Columbia’s estimated time of arrival was late morning, weather depending. Nine graduate students, four new seasonal naturalists, two staff naturalists, the Mountain School Program Coordinator, and the rest of the Environmental Learning Center community were eager to meet the 83 4th and 5th grade students. But the snow started to fall heavily around Newhalem, eight miles west of the Learning Center and the beginning of a stretch of road prone to rock fall and avalanches. The two yellow school buses were parked. Students built snowmen. The adults deliberated. Mountain School representatives traveled down Highway 20 to meet them and assess possible options. Would the buses be able to drive safely down the hill toward the road atop Diablo Dam?

After much consideration and lunch, they decided that yes, the buses would make it. Mountain School or bust! Columbia Elementary arrived successfully at the Environmental Learning Center in the early afternoon. Most of the instructors had not taught in the snow before. And as the snow became rain, the white trails turned to muddy slush, making for a challenging start. Luckily we had plenty of Mountain School gear (much of it donated) to augment the students’ clothing.

Columbia Rececca WiederholdNot your everyday lesson: Students learn to build a snow shelter. Photo by Rebecca Wiederhold.
Columbia Rececca WiederholdLunchtime smiles. Photo by Rebecca Wiederhold.
Columbia Rececca WiederholdOne of many snow-folk that popped up around the Environmental Learning Center. Photo by Rebecca Wiederhold.

Day two is our longest, all-day stretch in the field. This time, the temperature fell by a few degrees, and the previous day’s raindrops transitioned, fortunately, back into snowflakes. These eight hours highlighted one of the characteristics for which experiential educators are best known: Flexibility! Instead of proceeding with our lessons as planned, many of us delved into snow science, how to build snow shelters, and making “real” glaciers through layers and layers of compacted snow. Building snowmen became a popular team-building exercise. Friendly snowball fights were irresistible, becoming a mandatory component of everyone’s day. A lesson on animal signs was improved from the normal discussion by the opportunity to make various animals’ tracks in the snow. Most trail groups stayed closer to campus than usual, warming up every couple of hours with new, dry gear and hot chocolate courtesy of Chef Shelby.
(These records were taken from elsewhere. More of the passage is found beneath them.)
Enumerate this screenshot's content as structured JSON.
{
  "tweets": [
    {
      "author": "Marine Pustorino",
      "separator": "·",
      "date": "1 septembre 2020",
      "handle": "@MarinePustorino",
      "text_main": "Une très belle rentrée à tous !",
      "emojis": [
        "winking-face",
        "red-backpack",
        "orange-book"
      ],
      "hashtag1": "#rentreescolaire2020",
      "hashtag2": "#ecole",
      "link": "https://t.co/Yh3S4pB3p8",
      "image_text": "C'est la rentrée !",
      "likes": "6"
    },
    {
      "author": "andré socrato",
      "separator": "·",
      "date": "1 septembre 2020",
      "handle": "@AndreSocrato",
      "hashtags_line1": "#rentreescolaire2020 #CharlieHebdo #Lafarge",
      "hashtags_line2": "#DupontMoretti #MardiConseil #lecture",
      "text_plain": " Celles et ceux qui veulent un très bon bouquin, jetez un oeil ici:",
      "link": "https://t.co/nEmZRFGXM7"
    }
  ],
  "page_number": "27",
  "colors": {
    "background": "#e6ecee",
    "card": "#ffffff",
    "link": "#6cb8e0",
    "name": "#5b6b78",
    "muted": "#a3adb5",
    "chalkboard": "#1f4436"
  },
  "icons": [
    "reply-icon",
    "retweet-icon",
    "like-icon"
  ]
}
Transitioning from an outdoor-based curriculum to the necessity of more classroom time was a bit challenging for several instructors, since one of the main opportunities of Mountain School is to get these students out in the fresh air, beyond the four walls of their typical educational experience and honing their observation skills in nature. But the students didn’t seem to mind, for the most part, and it was a good exercise for the instructors to consider what lessons and games would transfer well to the indoors.
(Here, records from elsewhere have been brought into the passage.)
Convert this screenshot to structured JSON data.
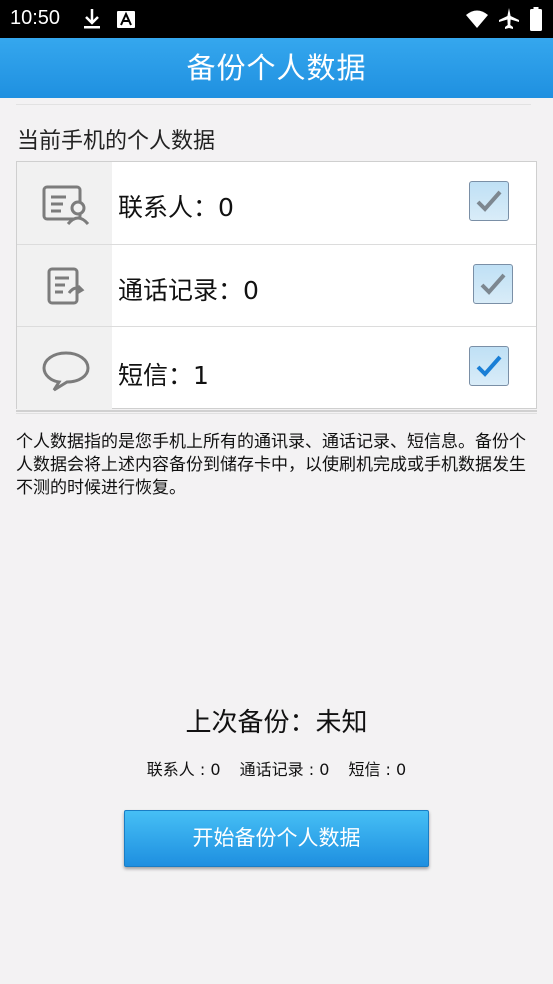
{
  "status_bar": {
    "time": "10:50",
    "icons": [
      "download-icon",
      "font-a-icon",
      "wifi-icon",
      "airplane-icon",
      "battery-icon"
    ]
  },
  "app_bar": {
    "title": "备份个人数据"
  },
  "section": {
    "title": "当前手机的个人数据"
  },
  "items": [
    {
      "label": "联系人：0",
      "icon": "contacts-icon",
      "checked": true
    },
    {
      "label": "通话记录：0",
      "icon": "call-log-icon",
      "checked": true
    },
    {
      "label": "短信：1",
      "icon": "message-icon",
      "checked": true
    }
  ],
  "description": "个人数据指的是您手机上所有的通讯录、通话记录、短信息。备份个人数据会将上述内容备份到储存卡中，以使刷机完成或手机数据发生不测的时候进行恢复。",
  "last_backup": {
    "title": "上次备份：未知",
    "counts": [
      "联系人 : 0",
      "通话记录 : 0",
      "短信 : 0"
    ]
  },
  "start_button": {
    "label": "开始备份个人数据"
  },
  "colors": {
    "app_bar": "#2b9ce8",
    "check_gray": "#7d8790",
    "check_blue": "#1a7fd6"
  }
}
Despite such issues, the students had a memorable and unique three days at Mountain School. As they got ready to get back on their school buses, I don’t think I’ve ever had so many of them say they wish they could stay here instead of going home. Having “school” in the national park is always a different experience than being in a classroom down valley, of course, but the addition of snow made it something magical. Because really, how more “mountain” can you get than falling snow?
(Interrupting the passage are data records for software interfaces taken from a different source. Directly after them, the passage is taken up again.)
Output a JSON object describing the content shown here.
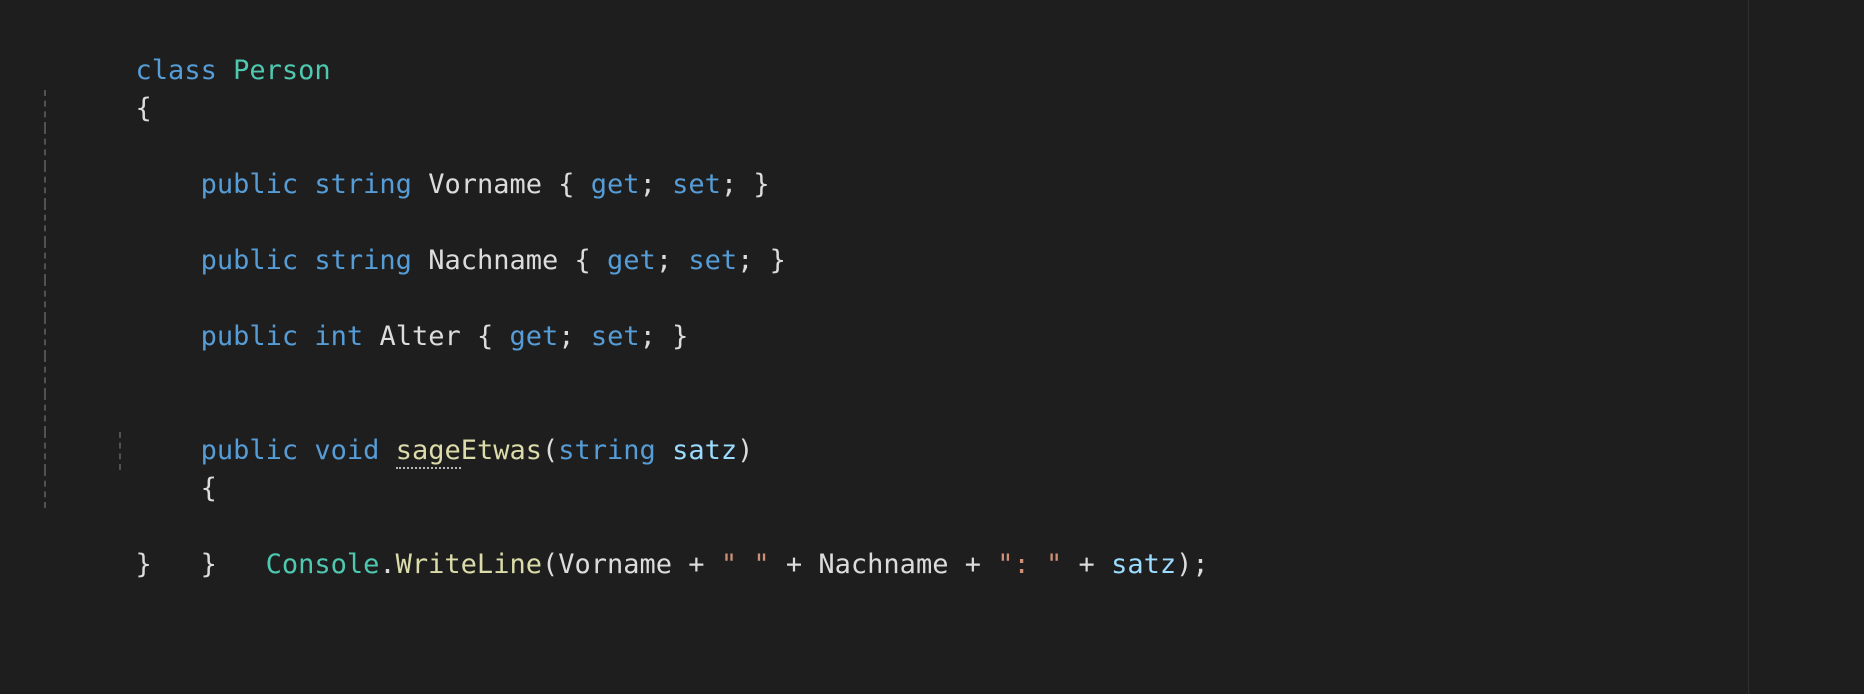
{
  "editor": {
    "language": "csharp",
    "background_color": "#1e1e1e",
    "default_text_color": "#d4d4d4",
    "indent_guide_color": "#5a5a5a",
    "divider_color": "#2f2f2f",
    "theme_colors": {
      "keyword": "#569cd6",
      "type": "#4ec9b0",
      "identifier": "#dcdcdc",
      "method": "#dcdcaa",
      "parameter": "#9cdcfe",
      "string": "#ce9178",
      "punctuation": "#dcdcdc"
    }
  },
  "code": {
    "lines": [
      {
        "indent": 0,
        "guides": 0,
        "text": "class Person"
      },
      {
        "indent": 0,
        "guides": 0,
        "text": "{"
      },
      {
        "indent": 1,
        "guides": 1,
        "text": "    public string Vorname { get; set; }"
      },
      {
        "indent": 1,
        "guides": 1,
        "text": ""
      },
      {
        "indent": 1,
        "guides": 1,
        "text": "    public string Nachname { get; set; }"
      },
      {
        "indent": 1,
        "guides": 1,
        "text": ""
      },
      {
        "indent": 1,
        "guides": 1,
        "text": "    public int Alter { get; set; }"
      },
      {
        "indent": 1,
        "guides": 1,
        "text": ""
      },
      {
        "indent": 1,
        "guides": 1,
        "text": ""
      },
      {
        "indent": 1,
        "guides": 1,
        "text": "    public void sageEtwas(string satz)"
      },
      {
        "indent": 1,
        "guides": 1,
        "text": "    {"
      },
      {
        "indent": 2,
        "guides": 2,
        "text": "        Console.WriteLine(Vorname + \" \" + Nachname + \": \" + satz);"
      },
      {
        "indent": 1,
        "guides": 1,
        "text": "    }"
      },
      {
        "indent": 0,
        "guides": 0,
        "text": "}"
      }
    ]
  },
  "tokens": {
    "kw_class": "class",
    "type_person": "Person",
    "brace_open": "{",
    "brace_close": "}",
    "kw_public": "public",
    "kw_string": "string",
    "kw_int": "int",
    "kw_void": "void",
    "kw_get": "get",
    "kw_set": "set",
    "semicolon": ";",
    "prop_vorname": "Vorname",
    "prop_nachname": "Nachname",
    "prop_alter": "Alter",
    "method_sage_etwas_misspelled": "sage",
    "method_sage_etwas_rest": "Etwas",
    "paren_open": "(",
    "paren_close": ")",
    "param_satz": "satz",
    "type_console": "Console",
    "dot": ".",
    "method_writeline": "WriteLine",
    "plus": "+",
    "str_space": "\" \"",
    "str_colon": "\": \"",
    "space": " "
  }
}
Columbia Rececca WiederholdA student gets a better look at a bird. Photo by Rebecca Wiederhold.
Columbia Rececca WiederholdAnd when the weather gets too bad, or the students need to warm up, there are the indoor classrooms. Microscopes are always a hit. Photo by Rebecca Wiederhold.
Columbia Shannon SampsonIt’s a different forest, and a different teaching opportunity, when covered in snow. Photo by Shannon Sampson.
Leading photo: Students LOVE the snow! This trail group poses, beaming, in front of their small snow shelter. Photo by Rebecca Wiederhold.
 

Katherine Renz is a graduate student in North Cascades Institute and Western Washington University’s M.Ed. program and co-editor of Chattermarks. She is looking forward to the upcoming transition from “primarily grad student” to “mostly Mountain School instructor”.